The second multiplayer component is obviously the more important of the two – online and offline skirmishes. In the case of offline skirmishes, you face off against the computer, whilst online you typically play against human opponents (although you can play against the computer in private matches if you so wish), all in typical RTS fashion with up to six players. You can form parties beforehand, so you can play with friends as allies, either in a private match where you can tweak the options to your liking or in a public ranking match where you face off against random opponents. The connection system works well; it doesn’t take too long to get a game and playing with friends is easy and lag free. Unfortunately the matchmaking system doesn’t work well at all when it comes to balancing the rankings of teams. Far too often I would be placed against people that far outranked me at the time.
In skirmishes, you play as any one of six leaders from the two different factions (UNSC: Anders, Cutter or Forge. Covenant: Prophet of Regret, Brute Chieftain or the Arbiter). Each leader has its own strengths to play on, so choosing the leader best suited to your style of play and making effective use of their unique abilities and/or units is essential. There are a limited number of effective strategies, particularly in the mid and late game, but there’s plenty of enjoyment to be had online, especially in large skirmish games with teams of similarly skilled players.

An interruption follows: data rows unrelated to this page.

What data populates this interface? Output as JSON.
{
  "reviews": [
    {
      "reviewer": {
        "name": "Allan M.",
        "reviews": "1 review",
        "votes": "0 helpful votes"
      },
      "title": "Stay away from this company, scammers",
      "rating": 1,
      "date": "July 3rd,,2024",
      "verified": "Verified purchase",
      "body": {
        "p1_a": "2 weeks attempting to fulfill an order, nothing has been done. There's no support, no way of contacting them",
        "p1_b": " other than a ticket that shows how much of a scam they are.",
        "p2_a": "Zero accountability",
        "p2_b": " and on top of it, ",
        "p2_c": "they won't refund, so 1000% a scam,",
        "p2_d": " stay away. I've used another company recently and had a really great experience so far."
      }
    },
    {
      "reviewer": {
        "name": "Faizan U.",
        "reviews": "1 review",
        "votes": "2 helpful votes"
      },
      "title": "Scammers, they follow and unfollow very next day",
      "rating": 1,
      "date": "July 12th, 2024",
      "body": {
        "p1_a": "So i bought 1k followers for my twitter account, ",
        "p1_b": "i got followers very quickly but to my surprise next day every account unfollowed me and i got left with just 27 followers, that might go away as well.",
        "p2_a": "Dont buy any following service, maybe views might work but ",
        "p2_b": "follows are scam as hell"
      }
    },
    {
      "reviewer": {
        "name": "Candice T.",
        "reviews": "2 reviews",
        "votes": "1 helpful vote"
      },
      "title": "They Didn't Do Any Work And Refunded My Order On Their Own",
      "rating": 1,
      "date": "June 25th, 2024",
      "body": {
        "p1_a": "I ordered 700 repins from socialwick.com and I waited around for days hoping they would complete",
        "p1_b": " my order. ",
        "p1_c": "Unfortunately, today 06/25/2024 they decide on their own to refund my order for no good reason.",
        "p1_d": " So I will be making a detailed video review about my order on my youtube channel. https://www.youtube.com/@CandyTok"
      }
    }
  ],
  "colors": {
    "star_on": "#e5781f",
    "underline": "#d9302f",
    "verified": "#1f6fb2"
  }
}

There are 14 maps included with the game (others are now available via DLC), which is a pretty sizeable amount, although they are chosen at random in public matches, so you’ll undoubtedly be playing some of them more times than you would like. Finally, all of your statistics are tracked both in the game (where they’re viewable via the ‘Service Record’ menu) and on the official Halo Wars website. There’s not as much information to be gleaned from the site as there is in the case of Halo 3, but at least you can keep track of your wins and losses, ranking and overall score, and catch up on the details from your most recent matches.
There’s a lot to praise Halo Wars for. The production values are of the highest standard (as you would expect from a Halo title), with the game’s entire presentation being set firmly within the Halo universe. There’s that infamous Halo art style with its vibrant colour scheme, an epic orchestral soundtrack, and cut scenes that are truly stunning (yes, they really are that good). It’s not the deepest RTS on the market, but the upshot is that it’s an accessible and easy-to-control RTS that’s been well designed with the console in mind. The lack of a Covenant campaign is disappointing, but Halo Wars is still packed full of extras, from the familiar skulls to cooperative play, and even an unlockable timeline with snippets of back story. All of this adds up to a great console RTS game, and it’s undoubtedly a worthy entry in the Halo franchise.